Skip to 0 minutes and 6 seconds Hello. My name is Dr Ditte Hobbs and today, I’m going to talk to you about diet and cardiovascular disease. An unhealthy diet is characterised by high dietary intakes of saturated fat, trans fat, and salt, and low intakes of fruit and vegetables and fish. Having a healthy, well-balanced diet can reduce the risk of developing coronary heart disease and prevent weight gain, reducing risk of diabetes and high blood pressure. It can also help lower cholesterol levels and prevent some cancers. Even if you already have a heart condition, having a healthy diet can be beneficial to your heart. Approximately 1.7 million of deaths worldwide are attributable to low fruit and vegetable consumption.
Skip to 0 minutes and 47 seconds Therefore, including at least five 80-gramme portions of fruit and vegetables a day is important to prevent chronic diseases, such as cardiovascular disease. Type of fruit and vegetable should be varied and can be fresh, frozen, dried, or tinned.
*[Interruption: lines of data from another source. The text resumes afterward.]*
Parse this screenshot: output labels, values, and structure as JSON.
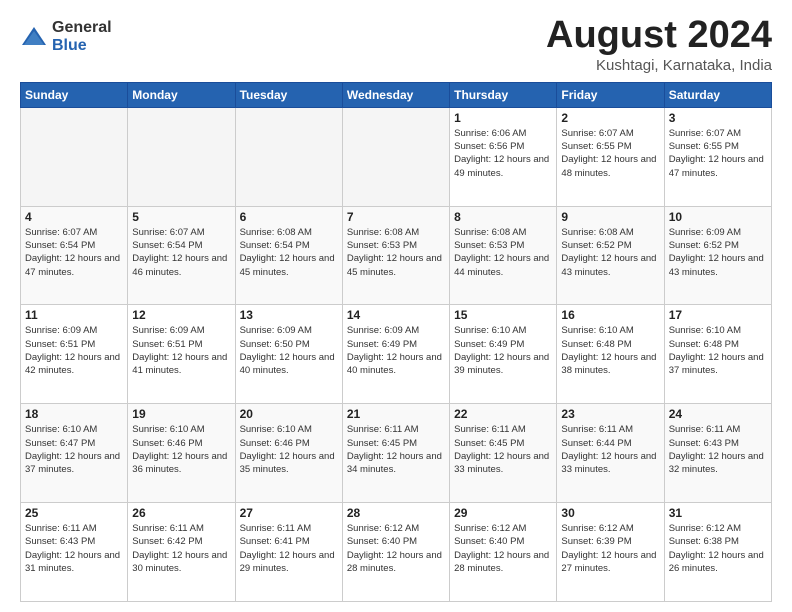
{
  "logo": {
    "general": "General",
    "blue": "Blue"
  },
  "title": "August 2024",
  "location": "Kushtagi, Karnataka, India",
  "days_of_week": [
    "Sunday",
    "Monday",
    "Tuesday",
    "Wednesday",
    "Thursday",
    "Friday",
    "Saturday"
  ],
  "weeks": [
    [
      {
        "day": "",
        "empty": true
      },
      {
        "day": "",
        "empty": true
      },
      {
        "day": "",
        "empty": true
      },
      {
        "day": "",
        "empty": true
      },
      {
        "day": "1",
        "sunrise": "6:06 AM",
        "sunset": "6:56 PM",
        "daylight": "12 hours and 49 minutes."
      },
      {
        "day": "2",
        "sunrise": "6:07 AM",
        "sunset": "6:55 PM",
        "daylight": "12 hours and 48 minutes."
      },
      {
        "day": "3",
        "sunrise": "6:07 AM",
        "sunset": "6:55 PM",
        "daylight": "12 hours and 47 minutes."
      }
    ],
    [
      {
        "day": "4",
        "sunrise": "6:07 AM",
        "sunset": "6:54 PM",
        "daylight": "12 hours and 47 minutes."
      },
      {
        "day": "5",
        "sunrise": "6:07 AM",
        "sunset": "6:54 PM",
        "daylight": "12 hours and 46 minutes."
      },
      {
        "day": "6",
        "sunrise": "6:08 AM",
        "sunset": "6:54 PM",
        "daylight": "12 hours and 45 minutes."
      },
      {
        "day": "7",
        "sunrise": "6:08 AM",
        "sunset": "6:53 PM",
        "daylight": "12 hours and 45 minutes."
      },
      {
        "day": "8",
        "sunrise": "6:08 AM",
        "sunset": "6:53 PM",
        "daylight": "12 hours and 44 minutes."
      },
      {
        "day": "9",
        "sunrise": "6:08 AM",
        "sunset": "6:52 PM",
        "daylight": "12 hours and 43 minutes."
      },
      {
        "day": "10",
        "sunrise": "6:09 AM",
        "sunset": "6:52 PM",
        "daylight": "12 hours and 43 minutes."
      }
    ],
    [
      {
        "day": "11",
        "sunrise": "6:09 AM",
        "sunset": "6:51 PM",
        "daylight": "12 hours and 42 minutes."
      },
      {
        "day": "12",
        "sunrise": "6:09 AM",
        "sunset": "6:51 PM",
        "daylight": "12 hours and 41 minutes."
      },
      {
        "day": "13",
        "sunrise": "6:09 AM",
        "sunset": "6:50 PM",
        "daylight": "12 hours and 40 minutes."
      },
      {
        "day": "14",
        "sunrise": "6:09 AM",
        "sunset": "6:49 PM",
        "daylight": "12 hours and 40 minutes."
      },
      {
        "day": "15",
        "sunrise": "6:10 AM",
        "sunset": "6:49 PM",
        "daylight": "12 hours and 39 minutes."
      },
      {
        "day": "16",
        "sunrise": "6:10 AM",
        "sunset": "6:48 PM",
        "daylight": "12 hours and 38 minutes."
      },
      {
        "day": "17",
        "sunrise": "6:10 AM",
        "sunset": "6:48 PM",
        "daylight": "12 hours and 37 minutes."
      }
    ],
    [
      {
        "day": "18",
        "sunrise": "6:10 AM",
        "sunset": "6:47 PM",
        "daylight": "12 hours and 37 minutes."
      },
      {
        "day": "19",
        "sunrise": "6:10 AM",
        "sunset": "6:46 PM",
        "daylight": "12 hours and 36 minutes."
      },
      {
        "day": "20",
        "sunrise": "6:10 AM",
        "sunset": "6:46 PM",
        "daylight": "12 hours and 35 minutes."
      },
      {
        "day": "21",
        "sunrise": "6:11 AM",
        "sunset": "6:45 PM",
        "daylight": "12 hours and 34 minutes."
      },
      {
        "day": "22",
        "sunrise": "6:11 AM",
        "sunset": "6:45 PM",
        "daylight": "12 hours and 33 minutes."
      },
      {
        "day": "23",
        "sunrise": "6:11 AM",
        "sunset": "6:44 PM",
        "daylight": "12 hours and 33 minutes."
      },
      {
        "day": "24",
        "sunrise": "6:11 AM",
        "sunset": "6:43 PM",
        "daylight": "12 hours and 32 minutes."
      }
    ],
    [
      {
        "day": "25",
        "sunrise": "6:11 AM",
        "sunset": "6:43 PM",
        "daylight": "12 hours and 31 minutes."
      },
      {
        "day": "26",
        "sunrise": "6:11 AM",
        "sunset": "6:42 PM",
        "daylight": "12 hours and 30 minutes."
      },
      {
        "day": "27",
        "sunrise": "6:11 AM",
        "sunset": "6:41 PM",
        "daylight": "12 hours and 29 minutes."
      },
      {
        "day": "28",
        "sunrise": "6:12 AM",
        "sunset": "6:40 PM",
        "daylight": "12 hours and 28 minutes."
      },
      {
        "day": "29",
        "sunrise": "6:12 AM",
        "sunset": "6:40 PM",
        "daylight": "12 hours and 28 minutes."
      },
      {
        "day": "30",
        "sunrise": "6:12 AM",
        "sunset": "6:39 PM",
        "daylight": "12 hours and 27 minutes."
      },
      {
        "day": "31",
        "sunrise": "6:12 AM",
        "sunset": "6:38 PM",
        "daylight": "12 hours and 26 minutes."
      }
    ]
  ]
}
Pure unsweetened fruit juices, poultice, and beans count as one portion, but they only may cover maximum of one of your five a day, however much you eat in one day. The scientific research behind this recommendation, a study such as the Harvard-based Nurses’ Health Study and Health Professionals Follow-up Study, which is the largest and longest study to date. It included almost 110,000 men and women whose health and dietary habits were followed for 14 years.
Skip to 1 minute and 26 seconds The study found that the higher average daily intake of fruit and vegetables, the lower the chances of developing cardiovascular disease compared with those in the lowest category of fruit and vegetable intake, which consumed less than 1.5 servings a day. Those who averaged eight or more servings a day were 30% less likely to have a heart attack or stroke. Although all fruit and vegetables are likely to contribute to this benefit, green leafy vegetables, such as lettuce and spinach; cruciferous vegetables, such as broccoli and cauliflower; as well as citrus fruit, such as oranges and lemons, as well as their juices make important contributions.
Skip to 2 minutes and 3 seconds The protective effects of these types of fruit and vegetables in cardiovascular disease have been attributed to various vitamins and minerals and phytochemicals, particularly the flavonoid group, which has been associated with reduced risk of heart disease. The protective effects of the green leafy vegetables have been suggested to be as a result of dietary nitrate, which is a naturally-occurring anion that’s been shown to dramatically lower blood pressure. High blood pressure is a leading risk factor for the development of heart disease and stroke. It is therefore of considerable importance that blood pressure is controlled. Diet can be a very effective tool for lowering pressure.
Skip to 2 minutes and 40 seconds One of the most convincing associations between diet and blood pressure was found in the Dietary Approaches to Stop Hypertension Study. This study examined the effects of a diet that was rich in fruit and vegetables and low-fat dairy products and that restricted the amount of saturated fat and total fat and blood pressure. The researchers found that people with high blood pressure who followed this diet reduced their systolic blood pressure by about 11 mmHg and their diastolic blood pressure by almost 6 mmHg. This is as much as some medications can achieve. In the next video, we’ll look at salt, fats, and carbohydrates in relation to cardiovascular disease.
Diet (Part 1)
It is widely known that diet affects our health. Not only does diet impact on our balance of energy – an imbalance leading to weight gain or loss – there are also other factors of diet that can affect our risk of cardiovascular disease.
In this video, Dr Ditte Hobbs discusses several different food groups including fruit and vegetables that contribute to a healthy diet.
You can download the Week 4 supplement, which contains additional images and descriptions to help you understand the topics covered in this video.
© University of Reading